> **Material shown**:
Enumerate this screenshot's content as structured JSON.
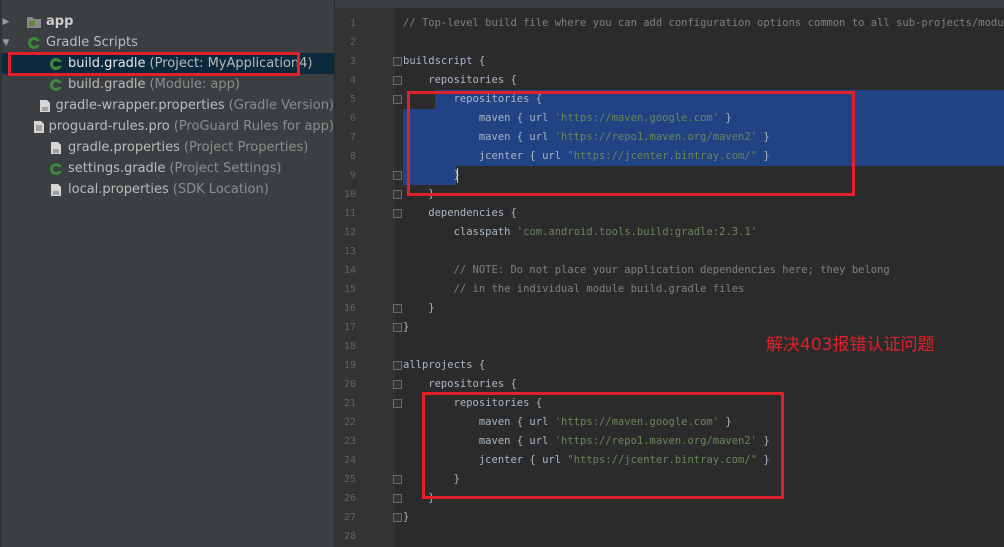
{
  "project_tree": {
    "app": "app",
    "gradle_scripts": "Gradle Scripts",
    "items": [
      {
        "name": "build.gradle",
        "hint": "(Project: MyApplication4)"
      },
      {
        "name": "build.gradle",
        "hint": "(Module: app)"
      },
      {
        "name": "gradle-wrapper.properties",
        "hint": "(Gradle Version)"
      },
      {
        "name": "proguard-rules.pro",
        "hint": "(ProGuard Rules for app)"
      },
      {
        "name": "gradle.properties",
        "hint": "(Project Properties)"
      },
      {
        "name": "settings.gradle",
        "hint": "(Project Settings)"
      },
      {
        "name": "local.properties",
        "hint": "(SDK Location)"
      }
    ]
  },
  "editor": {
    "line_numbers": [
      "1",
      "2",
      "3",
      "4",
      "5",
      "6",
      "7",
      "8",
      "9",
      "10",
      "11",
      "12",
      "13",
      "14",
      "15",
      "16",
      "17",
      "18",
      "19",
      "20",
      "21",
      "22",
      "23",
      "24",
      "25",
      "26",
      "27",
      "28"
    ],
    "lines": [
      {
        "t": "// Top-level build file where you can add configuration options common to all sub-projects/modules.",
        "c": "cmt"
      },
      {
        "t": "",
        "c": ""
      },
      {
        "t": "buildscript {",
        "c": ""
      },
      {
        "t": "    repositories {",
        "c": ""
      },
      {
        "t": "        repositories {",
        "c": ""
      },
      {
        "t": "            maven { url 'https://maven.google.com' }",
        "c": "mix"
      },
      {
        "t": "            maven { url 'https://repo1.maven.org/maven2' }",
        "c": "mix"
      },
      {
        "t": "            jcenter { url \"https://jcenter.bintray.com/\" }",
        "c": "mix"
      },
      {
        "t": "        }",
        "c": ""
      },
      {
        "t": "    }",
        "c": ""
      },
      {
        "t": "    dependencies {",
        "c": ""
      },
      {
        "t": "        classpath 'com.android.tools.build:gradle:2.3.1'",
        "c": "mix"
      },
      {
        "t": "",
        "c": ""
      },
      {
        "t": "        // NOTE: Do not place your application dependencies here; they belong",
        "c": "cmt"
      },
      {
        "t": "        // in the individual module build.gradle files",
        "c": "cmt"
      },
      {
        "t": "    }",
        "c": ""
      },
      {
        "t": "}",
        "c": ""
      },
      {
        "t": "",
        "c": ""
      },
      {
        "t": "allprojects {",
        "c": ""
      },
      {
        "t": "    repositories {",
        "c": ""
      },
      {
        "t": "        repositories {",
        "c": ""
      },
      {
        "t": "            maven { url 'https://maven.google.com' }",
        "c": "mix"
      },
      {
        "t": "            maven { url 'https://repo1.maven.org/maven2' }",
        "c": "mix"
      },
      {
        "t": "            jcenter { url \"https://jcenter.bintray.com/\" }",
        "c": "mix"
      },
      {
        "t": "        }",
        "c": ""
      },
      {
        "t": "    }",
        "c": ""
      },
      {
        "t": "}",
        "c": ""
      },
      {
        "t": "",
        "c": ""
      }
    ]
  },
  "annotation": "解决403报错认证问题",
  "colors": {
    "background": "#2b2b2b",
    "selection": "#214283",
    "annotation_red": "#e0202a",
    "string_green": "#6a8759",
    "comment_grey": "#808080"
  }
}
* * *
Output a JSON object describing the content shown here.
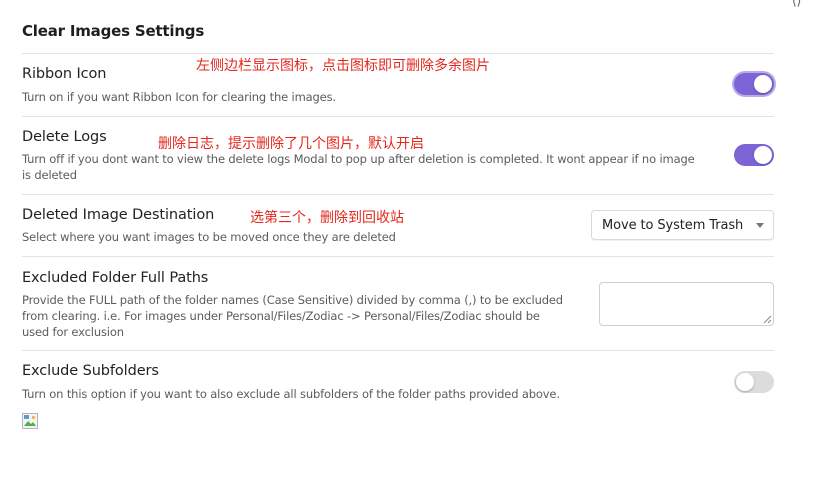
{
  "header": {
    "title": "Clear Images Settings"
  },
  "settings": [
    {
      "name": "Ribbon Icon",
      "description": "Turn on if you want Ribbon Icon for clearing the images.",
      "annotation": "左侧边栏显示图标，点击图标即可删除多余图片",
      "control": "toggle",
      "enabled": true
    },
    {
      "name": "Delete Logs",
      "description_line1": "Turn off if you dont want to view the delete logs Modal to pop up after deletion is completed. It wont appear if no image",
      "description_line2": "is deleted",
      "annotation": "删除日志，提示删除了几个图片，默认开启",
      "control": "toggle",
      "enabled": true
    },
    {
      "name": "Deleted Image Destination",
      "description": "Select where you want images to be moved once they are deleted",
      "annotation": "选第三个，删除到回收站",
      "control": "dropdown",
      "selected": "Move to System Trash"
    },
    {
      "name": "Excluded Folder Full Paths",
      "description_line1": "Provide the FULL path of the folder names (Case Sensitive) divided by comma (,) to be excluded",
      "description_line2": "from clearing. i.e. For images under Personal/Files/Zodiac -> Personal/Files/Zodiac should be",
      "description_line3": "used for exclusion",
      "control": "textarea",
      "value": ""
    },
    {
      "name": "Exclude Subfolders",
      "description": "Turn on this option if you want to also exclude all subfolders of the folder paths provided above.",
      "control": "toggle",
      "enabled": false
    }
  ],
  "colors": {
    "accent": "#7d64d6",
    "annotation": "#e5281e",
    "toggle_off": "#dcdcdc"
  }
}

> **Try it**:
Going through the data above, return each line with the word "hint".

> **Response area**:
        "hint": "(Project: MyApplication4)"
        "hint": "(Module: app)"
        "hint": "(Gradle Version)"
        "hint": "(ProGuard Rules for app)"
        "hint": "(Project Properties)"
        "hint": "(Project Settings)"
        "hint": "(SDK Location)"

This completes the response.